▸ Data excerpts:
╔══

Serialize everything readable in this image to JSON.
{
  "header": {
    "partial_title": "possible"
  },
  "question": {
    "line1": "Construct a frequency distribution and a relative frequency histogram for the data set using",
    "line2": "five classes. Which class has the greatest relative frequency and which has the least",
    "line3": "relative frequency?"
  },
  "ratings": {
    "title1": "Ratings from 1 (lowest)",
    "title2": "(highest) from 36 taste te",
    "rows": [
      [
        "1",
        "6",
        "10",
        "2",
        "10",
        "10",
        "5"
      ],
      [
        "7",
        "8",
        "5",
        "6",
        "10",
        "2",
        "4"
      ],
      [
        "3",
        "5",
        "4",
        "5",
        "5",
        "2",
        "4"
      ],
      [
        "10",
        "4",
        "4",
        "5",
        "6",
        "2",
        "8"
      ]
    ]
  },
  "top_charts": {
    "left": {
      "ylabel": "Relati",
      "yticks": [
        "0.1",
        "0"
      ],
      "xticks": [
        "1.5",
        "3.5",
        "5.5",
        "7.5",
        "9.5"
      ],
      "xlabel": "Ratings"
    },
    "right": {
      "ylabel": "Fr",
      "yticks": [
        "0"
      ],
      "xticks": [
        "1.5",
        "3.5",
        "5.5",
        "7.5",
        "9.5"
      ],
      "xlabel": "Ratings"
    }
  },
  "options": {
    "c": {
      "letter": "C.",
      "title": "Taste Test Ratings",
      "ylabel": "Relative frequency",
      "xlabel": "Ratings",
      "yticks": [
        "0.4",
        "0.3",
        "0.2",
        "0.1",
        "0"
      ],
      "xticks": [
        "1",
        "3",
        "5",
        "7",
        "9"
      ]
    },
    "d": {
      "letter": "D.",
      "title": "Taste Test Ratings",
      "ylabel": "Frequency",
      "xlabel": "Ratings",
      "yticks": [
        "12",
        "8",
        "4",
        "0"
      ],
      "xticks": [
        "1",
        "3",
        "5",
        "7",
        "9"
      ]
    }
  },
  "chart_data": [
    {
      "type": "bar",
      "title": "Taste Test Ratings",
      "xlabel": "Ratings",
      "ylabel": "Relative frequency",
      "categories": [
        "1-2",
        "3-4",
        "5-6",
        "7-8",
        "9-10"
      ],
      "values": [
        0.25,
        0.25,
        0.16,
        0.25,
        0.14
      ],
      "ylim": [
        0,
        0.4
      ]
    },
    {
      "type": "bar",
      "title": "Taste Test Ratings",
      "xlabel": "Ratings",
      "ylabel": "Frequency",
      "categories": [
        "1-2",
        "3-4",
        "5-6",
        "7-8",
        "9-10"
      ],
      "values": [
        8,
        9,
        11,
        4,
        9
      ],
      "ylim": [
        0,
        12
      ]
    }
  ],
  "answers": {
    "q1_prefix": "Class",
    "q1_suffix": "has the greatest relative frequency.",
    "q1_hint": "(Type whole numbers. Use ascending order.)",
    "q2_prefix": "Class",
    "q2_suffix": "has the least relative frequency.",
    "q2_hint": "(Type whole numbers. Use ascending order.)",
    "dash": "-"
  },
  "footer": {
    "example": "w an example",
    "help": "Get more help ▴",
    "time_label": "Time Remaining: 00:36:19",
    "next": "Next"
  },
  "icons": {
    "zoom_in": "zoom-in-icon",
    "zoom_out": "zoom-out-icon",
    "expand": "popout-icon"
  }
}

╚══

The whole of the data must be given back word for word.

▸ Answer space:
Serialize everything readable in this image to JSON.
{
  "header": {
    "partial_title": "possible"
  },
  "question": {
    "line1": "Construct a frequency distribution and a relative frequency histogram for the data set using",
    "line2": "five classes. Which class has the greatest relative frequency and which has the least",
    "line3": "relative frequency?"
  },
  "ratings": {
    "title1": "Ratings from 1 (lowest)",
    "title2": "(highest) from 36 taste te",
    "rows": [
      [
        "1",
        "6",
        "10",
        "2",
        "10",
        "10",
        "5"
      ],
      [
        "7",
        "8",
        "5",
        "6",
        "10",
        "2",
        "4"
      ],
      [
        "3",
        "5",
        "4",
        "5",
        "5",
        "2",
        "4"
      ],
      [
        "10",
        "4",
        "4",
        "5",
        "6",
        "2",
        "8"
      ]
    ]
  },
  "top_charts": {
    "left": {
      "ylabel": "Relati",
      "yticks": [
        "0.1",
        "0"
      ],
      "xticks": [
        "1.5",
        "3.5",
        "5.5",
        "7.5",
        "9.5"
      ],
      "xlabel": "Ratings"
    },
    "right": {
      "ylabel": "Fr",
      "yticks": [
        "0"
      ],
      "xticks": [
        "1.5",
        "3.5",
        "5.5",
        "7.5",
        "9.5"
      ],
      "xlabel": "Ratings"
    }
  },
  "options": {
    "c": {
      "letter": "C.",
      "title": "Taste Test Ratings",
      "ylabel": "Relative frequency",
      "xlabel": "Ratings",
      "yticks": [
        "0.4",
        "0.3",
        "0.2",
        "0.1",
        "0"
      ],
      "xticks": [
        "1",
        "3",
        "5",
        "7",
        "9"
      ]
    },
    "d": {
      "letter": "D.",
      "title": "Taste Test Ratings",
      "ylabel": "Frequency",
      "xlabel": "Ratings",
      "yticks": [
        "12",
        "8",
        "4",
        "0"
      ],
      "xticks": [
        "1",
        "3",
        "5",
        "7",
        "9"
      ]
    }
  },
  "chart_data": [
    {
      "type": "bar",
      "title": "Taste Test Ratings",
      "xlabel": "Ratings",
      "ylabel": "Relative frequency",
      "categories": [
        "1-2",
        "3-4",
        "5-6",
        "7-8",
        "9-10"
      ],
      "values": [
        0.25,
        0.25,
        0.16,
        0.25,
        0.14
      ],
      "ylim": [
        0,
        0.4
      ]
    },
    {
      "type": "bar",
      "title": "Taste Test Ratings",
      "xlabel": "Ratings",
      "ylabel": "Frequency",
      "categories": [
        "1-2",
        "3-4",
        "5-6",
        "7-8",
        "9-10"
      ],
      "values": [
        8,
        9,
        11,
        4,
        9
      ],
      "ylim": [
        0,
        12
      ]
    }
  ],
  "answers": {
    "q1_prefix": "Class",
    "q1_suffix": "has the greatest relative frequency.",
    "q1_hint": "(Type whole numbers. Use ascending order.)",
    "q2_prefix": "Class",
    "q2_suffix": "has the least relative frequency.",
    "q2_hint": "(Type whole numbers. Use ascending order.)",
    "dash": "-"
  },
  "footer": {
    "example": "w an example",
    "help": "Get more help ▴",
    "time_label": "Time Remaining: 00:36:19",
    "next": "Next"
  },
  "icons": {
    "zoom_in": "zoom-in-icon",
    "zoom_out": "zoom-out-icon",
    "expand": "popout-icon"
  }
}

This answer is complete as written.